20. But though not opposed, it is still different from Action and cannot belong to the same genus as activity; though if they are both Motion, it will so belong, on the principle that alteration must be regarded as qualitative motion.

Does it follow that whenever alteration proceeds from Quality, it will be activity and Action, the quale remaining impassive? It may be that if the quale remains impassive, the alteration will be in the category of Action; whereas if, while its energy is directed outwards, it also suffers - as in beating - it will cease to belong to that category: or perhaps there is nothing to prevent its being in both categories at one and the same moment.

If then an alteration be conditioned by Passivity alone, as is the case with rubbing, on what ground is it assigned to Action rather than to Passivity? Perhaps the Passivity arises from the fact that a counter-rubbing is involved. But are we, in view of this counter-motion, to recognize the presence of two distinct motions? No: one only.

How then can this one motion be both Action and Passion? We must suppose it to be Action in proceeding from an object, and Passion in being directly upon another - though it remains the same motion throughout.

Suppose however Passion to be a different motion from Action: how then does its modification of the patient object change that patient’s character without the agent being affected by the patient? For obviously an agent cannot be passive to the operation it performs upon another. Can it be that the fact of motion existing elsewhere creates the Passion, which was not Passion in the agent?

If the whiteness of the swan, produced by its Reason-Principle, is given at its birth, are we to affirm Passion of the swan on its passing into being? If, on the contrary, the swan grows white after birth, and if there is a cause of that growth and the corresponding result, are we to say that the growth is a Passion? Or must we confine Passion to purely qualitative change?

One thing confers beauty and another takes it: is that which takes beauty to be regarded as patient? If then the source of beauty - tin, suppose - should deteriorate or actually disappear, while the recipient - copper - improves, are we to think of the copper as passive and the tin active?

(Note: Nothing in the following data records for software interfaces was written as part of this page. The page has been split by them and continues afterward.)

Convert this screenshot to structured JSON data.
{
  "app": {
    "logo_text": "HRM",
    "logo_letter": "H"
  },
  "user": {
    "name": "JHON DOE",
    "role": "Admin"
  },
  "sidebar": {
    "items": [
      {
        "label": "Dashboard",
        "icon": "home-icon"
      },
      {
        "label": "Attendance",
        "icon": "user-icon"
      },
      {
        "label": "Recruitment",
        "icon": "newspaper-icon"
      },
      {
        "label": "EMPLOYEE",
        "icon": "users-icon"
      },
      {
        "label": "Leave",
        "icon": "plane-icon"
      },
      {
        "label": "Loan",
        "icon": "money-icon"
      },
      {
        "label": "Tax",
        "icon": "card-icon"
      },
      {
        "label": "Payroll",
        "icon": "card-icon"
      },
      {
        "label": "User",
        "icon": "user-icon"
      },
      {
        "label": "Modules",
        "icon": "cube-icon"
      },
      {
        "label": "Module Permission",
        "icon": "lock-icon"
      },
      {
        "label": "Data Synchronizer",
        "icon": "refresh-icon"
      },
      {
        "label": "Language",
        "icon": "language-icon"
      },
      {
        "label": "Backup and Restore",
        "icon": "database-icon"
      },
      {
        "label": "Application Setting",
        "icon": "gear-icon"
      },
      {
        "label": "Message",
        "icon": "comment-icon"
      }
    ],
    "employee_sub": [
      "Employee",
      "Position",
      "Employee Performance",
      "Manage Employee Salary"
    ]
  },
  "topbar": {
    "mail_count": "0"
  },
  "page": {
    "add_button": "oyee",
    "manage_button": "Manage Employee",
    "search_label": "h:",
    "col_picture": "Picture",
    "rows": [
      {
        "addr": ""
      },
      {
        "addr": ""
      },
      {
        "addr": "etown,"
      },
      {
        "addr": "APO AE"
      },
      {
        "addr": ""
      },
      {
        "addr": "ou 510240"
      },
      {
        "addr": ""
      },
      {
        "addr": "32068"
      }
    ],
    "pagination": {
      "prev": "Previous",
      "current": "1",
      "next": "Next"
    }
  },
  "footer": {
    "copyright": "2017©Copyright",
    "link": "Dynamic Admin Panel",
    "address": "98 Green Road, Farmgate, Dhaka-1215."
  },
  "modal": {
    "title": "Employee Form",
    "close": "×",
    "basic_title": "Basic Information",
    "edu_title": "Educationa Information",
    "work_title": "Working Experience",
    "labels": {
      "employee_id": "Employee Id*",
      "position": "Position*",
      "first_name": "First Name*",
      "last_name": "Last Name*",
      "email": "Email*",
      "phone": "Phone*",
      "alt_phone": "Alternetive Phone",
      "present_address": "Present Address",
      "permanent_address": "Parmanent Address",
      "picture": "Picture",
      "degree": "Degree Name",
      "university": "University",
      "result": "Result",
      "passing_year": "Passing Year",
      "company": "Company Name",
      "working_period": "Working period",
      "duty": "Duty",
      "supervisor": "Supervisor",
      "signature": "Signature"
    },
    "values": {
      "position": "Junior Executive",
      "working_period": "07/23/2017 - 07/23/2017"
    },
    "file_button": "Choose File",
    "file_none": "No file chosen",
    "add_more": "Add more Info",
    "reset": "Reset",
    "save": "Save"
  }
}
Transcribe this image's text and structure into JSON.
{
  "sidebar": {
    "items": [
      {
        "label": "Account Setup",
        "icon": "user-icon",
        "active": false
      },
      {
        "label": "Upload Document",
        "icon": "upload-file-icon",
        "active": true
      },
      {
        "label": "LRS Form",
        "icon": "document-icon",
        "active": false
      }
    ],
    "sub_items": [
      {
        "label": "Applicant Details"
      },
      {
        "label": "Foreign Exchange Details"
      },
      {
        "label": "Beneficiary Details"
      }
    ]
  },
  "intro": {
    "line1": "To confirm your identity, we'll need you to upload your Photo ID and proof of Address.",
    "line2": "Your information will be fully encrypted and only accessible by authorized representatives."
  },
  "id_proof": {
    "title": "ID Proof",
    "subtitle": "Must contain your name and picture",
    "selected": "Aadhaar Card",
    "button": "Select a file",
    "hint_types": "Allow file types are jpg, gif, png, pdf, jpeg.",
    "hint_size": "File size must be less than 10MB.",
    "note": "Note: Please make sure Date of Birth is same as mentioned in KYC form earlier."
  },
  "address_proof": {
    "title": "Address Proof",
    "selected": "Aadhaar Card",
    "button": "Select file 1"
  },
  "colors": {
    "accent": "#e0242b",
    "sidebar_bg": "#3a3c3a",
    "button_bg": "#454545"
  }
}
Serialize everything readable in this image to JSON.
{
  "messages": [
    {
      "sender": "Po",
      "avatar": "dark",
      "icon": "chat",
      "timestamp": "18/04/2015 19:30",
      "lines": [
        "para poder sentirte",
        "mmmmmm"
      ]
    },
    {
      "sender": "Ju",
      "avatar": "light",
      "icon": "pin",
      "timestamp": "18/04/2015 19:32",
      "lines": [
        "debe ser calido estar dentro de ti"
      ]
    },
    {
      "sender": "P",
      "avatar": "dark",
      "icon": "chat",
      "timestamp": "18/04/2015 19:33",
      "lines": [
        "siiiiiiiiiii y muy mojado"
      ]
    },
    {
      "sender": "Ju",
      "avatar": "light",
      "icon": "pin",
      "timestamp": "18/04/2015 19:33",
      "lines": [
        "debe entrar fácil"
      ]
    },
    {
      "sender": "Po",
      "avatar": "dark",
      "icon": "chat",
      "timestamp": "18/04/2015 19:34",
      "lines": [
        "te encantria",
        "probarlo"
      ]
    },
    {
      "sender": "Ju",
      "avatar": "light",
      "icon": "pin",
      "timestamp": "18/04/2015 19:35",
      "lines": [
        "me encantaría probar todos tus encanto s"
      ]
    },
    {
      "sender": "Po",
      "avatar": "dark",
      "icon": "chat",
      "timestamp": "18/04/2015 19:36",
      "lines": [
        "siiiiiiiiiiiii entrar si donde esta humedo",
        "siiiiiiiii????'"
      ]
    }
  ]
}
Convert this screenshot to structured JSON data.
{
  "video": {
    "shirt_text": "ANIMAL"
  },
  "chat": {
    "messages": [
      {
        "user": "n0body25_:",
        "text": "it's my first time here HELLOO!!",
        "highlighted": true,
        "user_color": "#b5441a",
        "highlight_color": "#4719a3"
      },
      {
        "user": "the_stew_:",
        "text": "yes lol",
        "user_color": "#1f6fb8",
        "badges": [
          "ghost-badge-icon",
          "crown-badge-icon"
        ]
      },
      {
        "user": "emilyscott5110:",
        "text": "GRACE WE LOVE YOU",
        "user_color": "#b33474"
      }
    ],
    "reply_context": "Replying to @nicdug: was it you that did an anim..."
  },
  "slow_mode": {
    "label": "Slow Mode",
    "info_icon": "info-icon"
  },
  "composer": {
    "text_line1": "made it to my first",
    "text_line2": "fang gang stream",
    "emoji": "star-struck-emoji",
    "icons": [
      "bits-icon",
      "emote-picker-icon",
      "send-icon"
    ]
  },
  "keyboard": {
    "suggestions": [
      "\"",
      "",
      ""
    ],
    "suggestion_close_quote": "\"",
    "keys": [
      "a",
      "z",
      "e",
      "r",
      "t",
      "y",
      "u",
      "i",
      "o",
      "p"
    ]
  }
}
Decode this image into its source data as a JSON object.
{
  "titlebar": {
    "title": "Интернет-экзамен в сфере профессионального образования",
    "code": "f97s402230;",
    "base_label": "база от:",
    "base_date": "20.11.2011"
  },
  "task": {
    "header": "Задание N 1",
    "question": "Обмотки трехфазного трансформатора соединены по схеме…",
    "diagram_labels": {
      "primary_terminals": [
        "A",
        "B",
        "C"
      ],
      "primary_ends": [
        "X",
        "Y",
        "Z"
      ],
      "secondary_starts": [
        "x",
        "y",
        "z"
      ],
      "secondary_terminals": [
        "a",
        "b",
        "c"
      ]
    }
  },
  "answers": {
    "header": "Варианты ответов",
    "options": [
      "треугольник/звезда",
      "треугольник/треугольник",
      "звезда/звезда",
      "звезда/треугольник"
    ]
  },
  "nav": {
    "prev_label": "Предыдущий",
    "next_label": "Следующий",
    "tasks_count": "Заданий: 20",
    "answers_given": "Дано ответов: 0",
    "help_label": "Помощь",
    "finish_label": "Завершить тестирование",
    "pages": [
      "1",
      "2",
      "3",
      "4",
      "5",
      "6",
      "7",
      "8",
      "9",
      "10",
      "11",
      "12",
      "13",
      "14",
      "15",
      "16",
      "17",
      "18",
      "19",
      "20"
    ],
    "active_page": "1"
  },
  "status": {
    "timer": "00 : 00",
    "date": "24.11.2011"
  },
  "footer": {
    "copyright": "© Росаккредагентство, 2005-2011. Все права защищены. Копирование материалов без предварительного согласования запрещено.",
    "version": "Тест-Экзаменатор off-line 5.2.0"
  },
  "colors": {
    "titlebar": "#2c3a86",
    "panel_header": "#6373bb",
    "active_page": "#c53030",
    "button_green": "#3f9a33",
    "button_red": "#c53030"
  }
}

Take the learner: how can he be regarded as passive, seeing that the Act of the agent passes into him [and becomes his Act]? How can the Act, necessarily a simple entity, be both Act and Passion? No doubt the Act is not in itself a Passion; nonetheless, the learner coming to possess it will be a patient by the fact of his appropriation of an experience from outside: he will not, of course, be a patient in the sense of having himself performed no Act; learning - like seeing - is not analogous to being struck, since it involves the acts of apprehension and recognition.